The Most Loving Thing

By Bob Coy   •   August 30, 2012

Bob Coy, pastor of Calvary Church in Fort Lauderdale, Fla., will be teaching a seminar, “From Fear to Faith,” at The Cove in Asheville, N.C., Oct. 26-28. The first evening’s session will be webcast for free on The Cove website beginning at 7:40 p.m. ET.

It started out as most Sundays do for me. I entered our church’s sanctuary and began to greet a few of those who had gathered to worship. But this time, I was surprised to say the least as I was met by a man fully made up as a woman. He introduced himself as “Cheryl,” and he was wearing a dress and enough makeup to cover his facial hair.

This man had a question for me: “Pastor Bob, I want to know, will you accept me here at your church for who I am?”  I answered with a question of my own: “Will you accept me for who I am?” A confused look crossed his face, “What do you mean?”

I replied, “I’m a pastor and this is a Bible-teaching church. And while you’re certainly welcome here, at some point in time I’m going to address the lifestyle that you’ve chosen. Based on what God has revealed in His Word, I’m bound to share that this isn’t His plan or purpose for you or anyone else. So while I certainly welcome and accept you as a guest, I need you to consider if you’re willing to accept me for who I am and what I stand for.” He quietly listened and considered what I had just said.

A couple of weeks later I saw him again. This time, he was wearing jeans and a shirt instead of a dress, and he now wanted to be known as Mike. I’m glad to say that Mike has been growing in his walk with Christ ever since and has faithfully served as part of our church staff for the past eight years.
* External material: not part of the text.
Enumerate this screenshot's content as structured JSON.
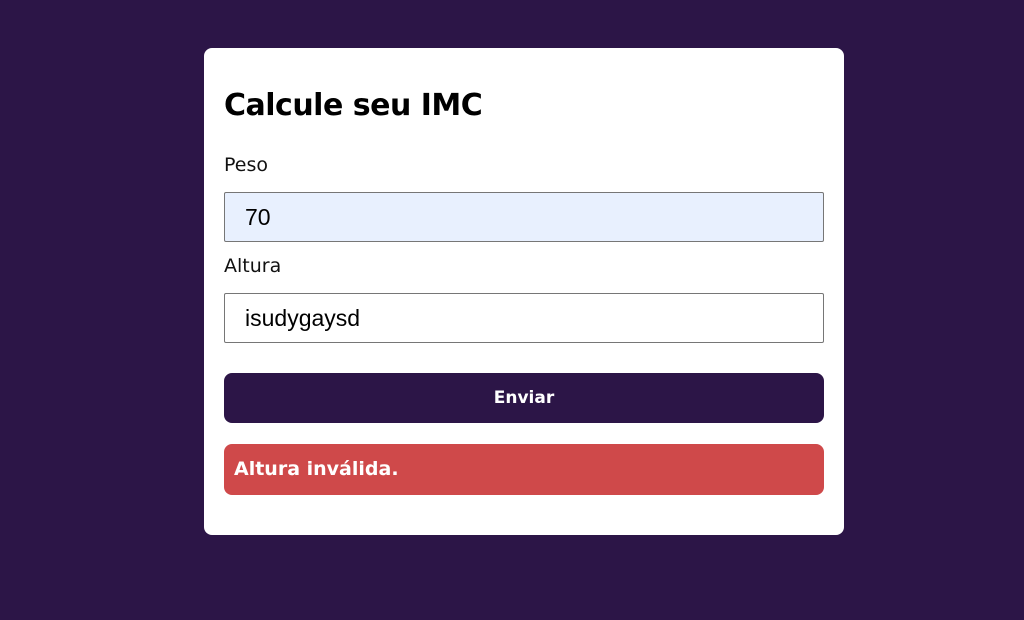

I share this with you in part to celebrate God’s grace at work in Mike’s life, but also to pose a question: What were my other options? I could have kept quiet and so sanctioned a way of life that unquestionably cuts against the grain of God’s heart. But that wouldn’t have helped Mike, and it certainly wouldn’t have been healthy for me. 

Yet, as the world becomes more brazen in asserting its values, I’m seeing a troubling tendency within the Body of Christ to placate this mounting pressure by keeping quiet as wrong is being promoted as right. Many of us have become so conscious of the Bible-thumping stereotype we all want to avoid that we’ve become an opposite yet equally ungodly example.

We’ve forgotten three important things. For starters, we’ve forgotten our place. The Bible couldn’t be clearer when it comes to the Christian’s place in this world. It’s a transient and temporary one. We’re pilgrims passing through on our way to the enduring and eternal Kingdom of God (1 Peter 2:11, Hebrews 11:13).

But we lose sight of this. We get lulled into the lie that we should preoccupy ourselves with this world, and we put all of our eggs in earth’s basket. When that happens, we start caring more about what other people think about us than what God thinks. 

Soon we’ll all stand before the One to whom we will give an account (Romans 14:12, Hebrews 9:27), and He won’t care how popular we were with people who needed to know His salvation. That’s not our place on this planet. Our place is to reflect His righteousness in the short window of time that we’re here (Matthew 5:16, Ephesians 5:1).

Secondly, we’ve forgotten our power. A lot of times we’re too paralyzed with fear to stand for what’s right. Peter had the same problem. When the time came to take a stand for the Lord, he caved in to his personal fears and insecurities (John 18:17, 25, 27). But then something happened. He received supernatural strength from God’s Holy Spirit to be a witness to the world for Christ’s sake (Acts 1:8, 2:4).

In the same way, God wants to empower our lives with His Spirit so we can effectively point the world to His truth and salvation (Ephesians 5:18). This is not an optional aspect of the believer’s life. Just as faith in Jesus is necessary in order to become a Christian, the filling of the Holy Spirit is necessary in order to live as a Christian (Galatians 5:16). And when we simply ask God to fill us with His Spirit’s presence, we receive the supernatural power needed to overcome our natural fears (2 Timothy 1:7). 

Finally, we’ve forgotten our past. We’ve lost touch with just how miserable we were when we were living in the world apart from Christ. In many ways, a life of sin is its own punishment. I know from my own experience, I was so empty, so lonely, and so desperate for something without even knowing what it was. Listen, it was the forgiveness and freedom from sin that can only be found in Jesus Christ (John 3:16, Romans 5:18). But someone had to be bold enough, loving enough, to tell me that my life was filled with sin (Romans 3:23).

Worldly people aren’t any different. And yet we often go out of our way to not offend them in the name of love. But wouldn’t the most loving thing be to identify sin as sin so they can actually be set free from it?

As God’s people, we’re way past the time of pretending we can keep quiet as our society strays further and further from His truth. God has called us out of this world so we could play a part in His plan to save it (Romans, 10:15, 2 Corinthians 5:19). We can only play that part when we remember our place, our power, and our past.

©2012 Bob Coy